My sister, Sylvia, told me her husband was at the beach to catch some waves that morning, and when he started his car to return home and it began to shake, he immediately thought, "Damn, something's wrong with my car!"
Around 7:15 a.m., the lights dimmed and flickered out and so did my computer. It was raining hard. We lit two candles and turned on two lanterns. Our battery-powered radio confirmed my fears: A 6.7-magnitude earthquake had occurred, centered off the west coast of the island of Hawaii, followed by a 6.0-magnitude earthquake.
David switched off the circuit breaker for the water heater and unplugged the computer to prevent a power surge and damage to the equipment. Since our cordless telephone depended on electricity, I had to use my cell phone.
My friend Jim lives in Waimea, about 20 miles from the epicenter of the earthquake. He e-mailed that he and his wife were having breakfast when the first jolt struck. Because quakes on the Big Island are really pretty common, their first reaction was to ride it out. The shocks kept coming and more stuff kept falling to the floor everywhere, so they got scared. They heard a huge crash, which they thought was the house coming apart. They got out without stepping on broken glass or getting hit by anything.

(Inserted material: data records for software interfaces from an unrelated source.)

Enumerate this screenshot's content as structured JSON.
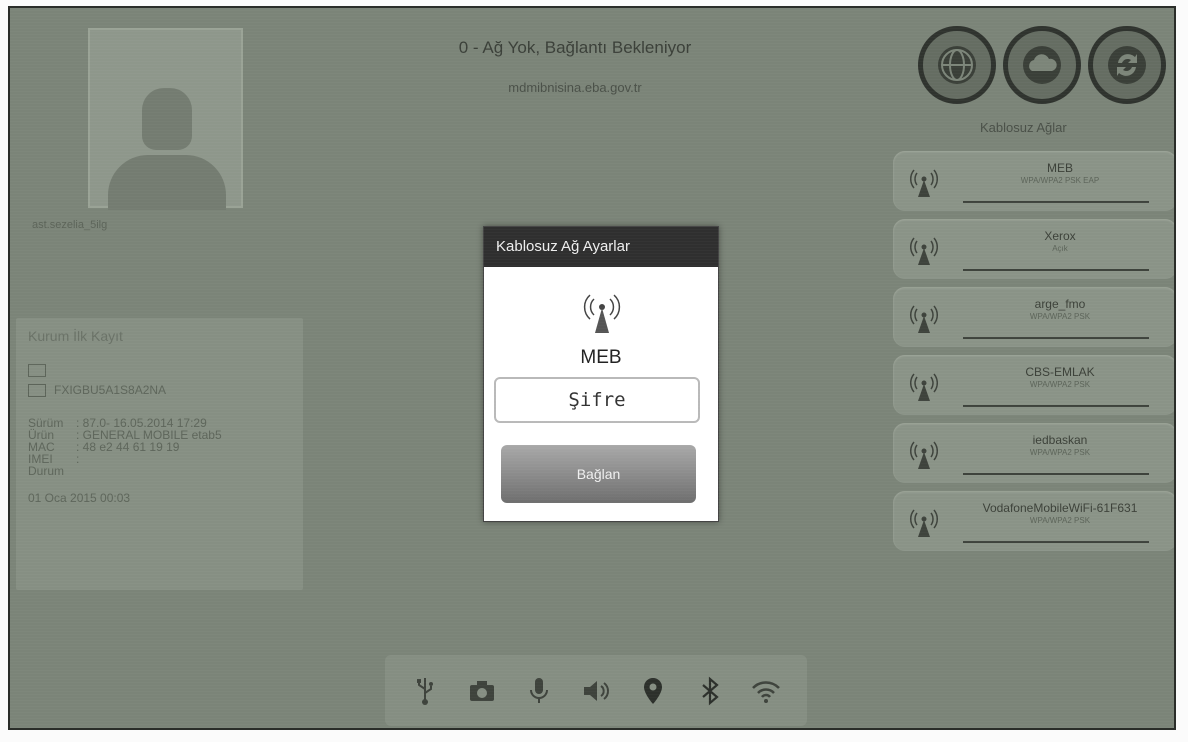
{
  "header": {
    "title": "0 - Ağ Yok, Bağlantı Bekleniyor",
    "subtitle": "mdmibnisina.eba.gov.tr"
  },
  "top_buttons": [
    {
      "icon": "globe-icon"
    },
    {
      "icon": "cloud-icon"
    },
    {
      "icon": "sync-icon"
    }
  ],
  "user": {
    "name": "ast.sezelia_5ilg"
  },
  "kurum_panel": {
    "title": "Kurum İlk Kayıt",
    "device_id": "FXIGBU5A1S8A2NA",
    "info": [
      {
        "key": "Sürüm",
        "value": ": 87.0- 16.05.2014 17:29"
      },
      {
        "key": "Ürün",
        "value": ": GENERAL MOBILE etab5"
      },
      {
        "key": "MAC",
        "value": ": 48 e2 44 61 19 19"
      },
      {
        "key": "IMEI",
        "value": ": "
      },
      {
        "key": "Durum",
        "value": ""
      }
    ],
    "date": "01 Oca 2015  00:03"
  },
  "wireless": {
    "label": "Kablosuz Ağlar",
    "networks": [
      {
        "name": "MEB",
        "security": "WPA/WPA2 PSK EAP"
      },
      {
        "name": "Xerox",
        "security": "Açık"
      },
      {
        "name": "arge_fmo",
        "security": "WPA/WPA2 PSK"
      },
      {
        "name": "CBS-EMLAK",
        "security": "WPA/WPA2 PSK"
      },
      {
        "name": "iedbaskan",
        "security": "WPA/WPA2 PSK"
      },
      {
        "name": "VodafoneMobileWiFi-61F631",
        "security": "WPA/WPA2 PSK"
      }
    ]
  },
  "dialog": {
    "title": "Kablosuz Ağ Ayarlar",
    "network_name": "MEB",
    "password_placeholder": "Şifre",
    "connect_label": "Bağlan"
  },
  "bottom_bar": [
    {
      "icon": "usb-icon"
    },
    {
      "icon": "camera-icon"
    },
    {
      "icon": "microphone-icon"
    },
    {
      "icon": "speaker-icon"
    },
    {
      "icon": "location-icon"
    },
    {
      "icon": "bluetooth-icon"
    },
    {
      "icon": "wifi-icon"
    }
  ],
  "colors": {
    "screen_bg": "#7b8478",
    "dialog_header": "#2f2f2f",
    "connect_button": "#8c8c8c"
  }
}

After about five minutes, Jim decided to head back in and check for damage. The huge crash turned out to be the TV set, which had fallen off the shelf to the floor. It seemed like everything they owned was now on the floor. Just then, the second one hit and they split for the yard again. After that one, they decided to set up camp outside until they were sure everything was over.
Luckily, in Foster Village, we had running tap water -- unlike people in high-rises, where water couldn't be pumped upward. But since the stores in our area were closed due to the power outage, we couldn't shop for fresh fruits and vegetables to eat. David used a butane stove to fry eggs for breakfast, and at noon he heated up canned spaghetti with meatballs. He'd won the stove at a party a few years ago, and it sure came in handy.
Sylvia didn't want to open her refrigerator and risk having food spoil, so she and Pete drove around Chinatown to find a place to eat. Although they are both vegans, they ate pork dim sum and manapua that day and washed it all down with Heineken.
With no TV and no computer working, we spent the day listening to talk radio. People from all over the state called in to report which stores and gas stations were open and whether customers could use their credit cards or had to pay in cash. Desperate for "intellectual stimulation," David read my copy of People magazine while I worked on essays for two writing contests.
Power was restored in Foster Village nine hours later, at 4:20 p.m. No food had spoiled, although the ice cubes had partly melted and stuck together in the bin.
We fared better than my friend Dawn, who had no electricity for almost 15 hours until her lights came back on around 10 p.m. She considers the inability to hear the news the worst part. Since she lives on the 10th floor in Waikiki, she didn't want to walk down 10 flights of stairs to buy batteries for her radio and then have to climb back up.
It was a productive writing day for me. But David, being the TV sports addict he is, was bored out of his mind.
Glenda Chung Hinchey is the author of "Love, Life, and Publishing: A Second Memoir."